Evictions lack natural justice
Afew years ago my daughter asked me if some friends could use my flat in Wellington while I was away. I agreed as I wasn’t using the flat and they were to be gone by the time I returned. When I got to Wellington the following week I found these guys still there. They had miscalculated the date of my return and I was not happy when I found a cannabis pipe on the bench. In the last few days I have thought to myself that it was a good job they hadn’t been smoking meth and I wasn’t a tenant of Housing New Zealand. I’d be out on my ear.
The revelations that residue from people smoking meth inside a property hold no measurable risk to health by the Prime Minister’s chief scientist, Sir Peter Gluckman, come as a surprise given previous messaging by Housing New Zealand. This is as opposed to manufacture of methamphetamine inside a property, which is dangerous because of the chemicals used in its manufacture.
Housing New Zealand quickly excused themselves for unilateral evictions, by saying that the Ministry of Health test for the presence of meth was the only test available, but the question of the suitability of the test as a basis for booting tenants out into the street is a valid point. Mere presence of traces isn’t enough. Surely, there needed to be a quantifiable measurement and expulsion would follow once the level could be associated with, say, manufacturing, which would give a better indication of risk. The same test proving the presence of meth on wallpaper has also shown the presence of meth on random $20 notes in general circulation. Nobody suggests the immediate destruction of currency if tests show some previous handler of the cash must have also been in contact with meth.
HNZ should have developed their own test or applied the test they had fairly in every case. This was not done.

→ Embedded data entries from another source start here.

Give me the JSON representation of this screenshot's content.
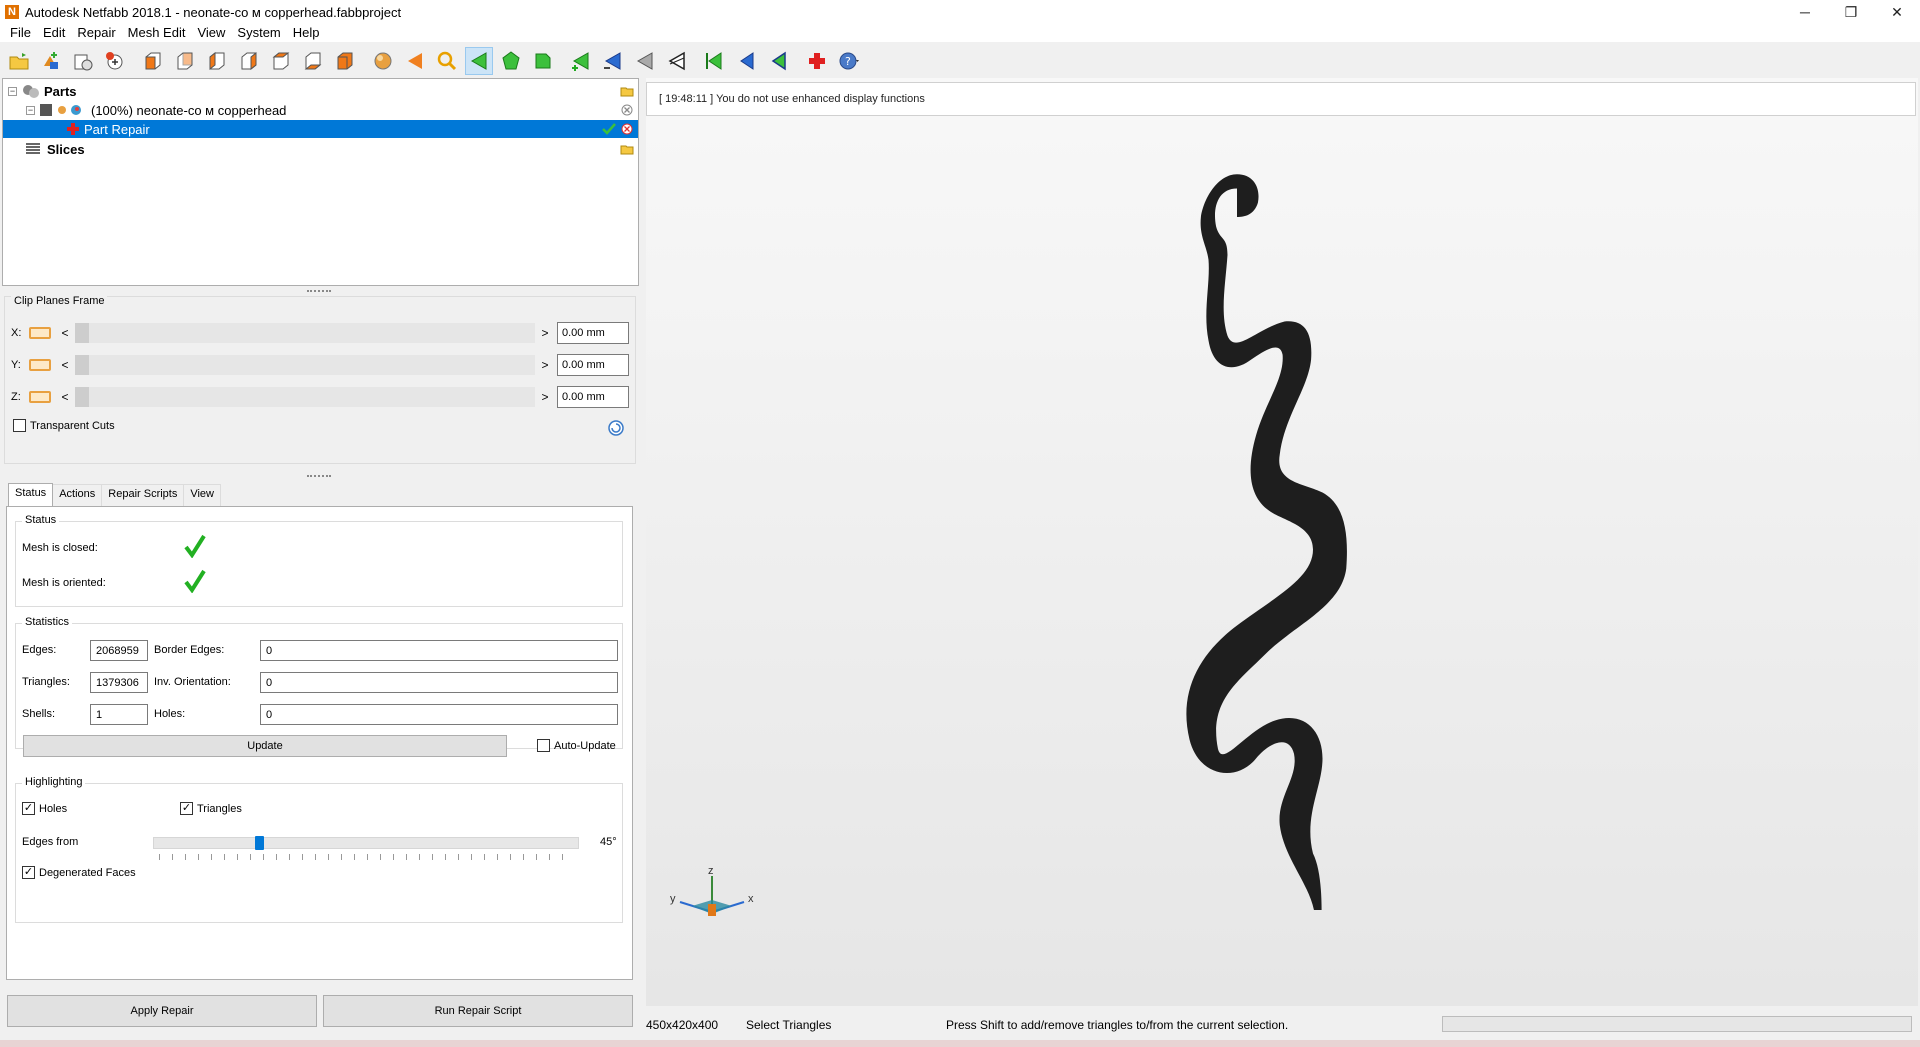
{
  "window": {
    "title": "Autodesk Netfabb 2018.1 - neonate-co м copperhead.fabbproject",
    "app_icon": "N",
    "minimize": "─",
    "restore": "❐",
    "close": "✕"
  },
  "menu": [
    "File",
    "Edit",
    "Repair",
    "Mesh Edit",
    "View",
    "System",
    "Help"
  ],
  "toolbar": {
    "icons": [
      "open-project-icon",
      "add-part-icon",
      "new-part-icon",
      "add-slice-icon",
      "view-front-icon",
      "view-back-icon",
      "view-left-icon",
      "view-right-icon",
      "view-top-icon",
      "view-bottom-icon",
      "view-iso-icon",
      "shading-icon",
      "arrow-left-icon",
      "zoom-icon",
      "select-triangles-icon",
      "select-surfaces-icon",
      "select-shells-icon",
      "triangle-add-icon",
      "triangle-remove-icon",
      "triangle-invert-icon",
      "triangle-delete-icon",
      "mark-green-icon",
      "mark-blue-icon",
      "mark-outline-icon",
      "repair-cross-icon",
      "help-icon"
    ],
    "active_index": 14
  },
  "tree": {
    "parts_label": "Parts",
    "part_label": "(100%) neonate-co м copperhead",
    "repair_label": "Part Repair",
    "slices_label": "Slices"
  },
  "clip_planes": {
    "title": "Clip Planes Frame",
    "rows": [
      {
        "axis": "X:",
        "value": "0.00 mm"
      },
      {
        "axis": "Y:",
        "value": "0.00 mm"
      },
      {
        "axis": "Z:",
        "value": "0.00 mm"
      }
    ],
    "left_arrow": "<",
    "right_arrow": ">",
    "transparent_cuts": "Transparent Cuts"
  },
  "tabs": [
    "Status",
    "Actions",
    "Repair Scripts",
    "View"
  ],
  "status_group": {
    "title": "Status",
    "mesh_closed": "Mesh is closed:",
    "mesh_oriented": "Mesh is oriented:"
  },
  "statistics": {
    "title": "Statistics",
    "edges_label": "Edges:",
    "edges": "2068959",
    "border_edges_label": "Border Edges:",
    "border_edges": "0",
    "triangles_label": "Triangles:",
    "triangles": "1379306",
    "inv_orientation_label": "Inv. Orientation:",
    "inv_orientation": "0",
    "shells_label": "Shells:",
    "shells": "1",
    "holes_label": "Holes:",
    "holes": "0",
    "update_button": "Update",
    "auto_update": "Auto-Update"
  },
  "highlighting": {
    "title": "Highlighting",
    "holes": "Holes",
    "triangles": "Triangles",
    "edges_from": "Edges from",
    "edges_from_value": "45°",
    "edges_from_fraction": 0.25,
    "degenerated_faces": "Degenerated Faces"
  },
  "buttons": {
    "apply_repair": "Apply Repair",
    "run_repair_script": "Run Repair Script"
  },
  "viewport": {
    "message": "[ 19:48:11 ] You do not use enhanced display functions",
    "axis_x": "x",
    "axis_y": "y",
    "axis_z": "z"
  },
  "statusbar": {
    "dimensions": "450x420x400",
    "mode": "Select Triangles",
    "hint": "Press Shift to add/remove triangles to/from the current selection."
  }
}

Proof is another issue. What is the finding of traces of a drug proof of, in reality? Obviously somebody has smoked meth in the house and smoking meth is a crime. But the question is who smoked and when. There has been no benchmark testing showing the house was clean before tenanting. This must have been incumbent on HNZ to do, or they would be guilty of putting people at risk by allowing them to rent a property that is contaminated.
A court would never accept a positive test as proof against the current tenant on a charge under the Misuse of Drugs Act, so I wonder why HNZ was allowed to impose such a punishment without natural justice being applied in the first place.
When you rent a motor car, you walk around it and check that there is no damage to it before you become liable for any subsequent damage noted on its return. This isn’t done with state houses, and incoming tenants don’t have the means to test for themselves at a couple of thousand dollars a pop. As prior testing is not the policy of HNZ, a prospective tenant insisting on the house being checked for meth before moving in would have quickly been told there were plenty behind them in the queue happy to rent it.
Crimes are committed in our homes every day of the week, regardless of ownership or tenancy. And just because an unlawful act is committed on a property, the owner does not have an automatic right to evict a tenant. A person charged with assault doesn’t automatically lose their tenancy which, as a crime against the person, is a much more serious offence. Nor is somebody growing a few pot plants out the back behind the shed likely to be booted out of a state house.
There is an obvious vulnerability to even be eligible for state housing. On the behaviour of one person, the whole family has been evicted, costing low-income folk thousands of dollars, upset, changes to schooling, loss of contact with support and other difficulties. On the basis of what was thought to be sound advice, furniture was destroyed and the loss of reputation and the everpresent record with Winz and HNZ will remain a black mark against the tenant.
The reason we have state housing these days is to accommodate vulnerable people. We need to accept that we have a responsibility to provide a safety net as much as people have a responsibility to act lawfully. But when they don’t, consequences need to be proportionate and fair. There is an onus to extend natural justice to any situation where those consequences are going to be punitive, like eviction.
Surely that is what living in a civilised society is all about.
Housing NZ did not do benchmark meth testing on its houses.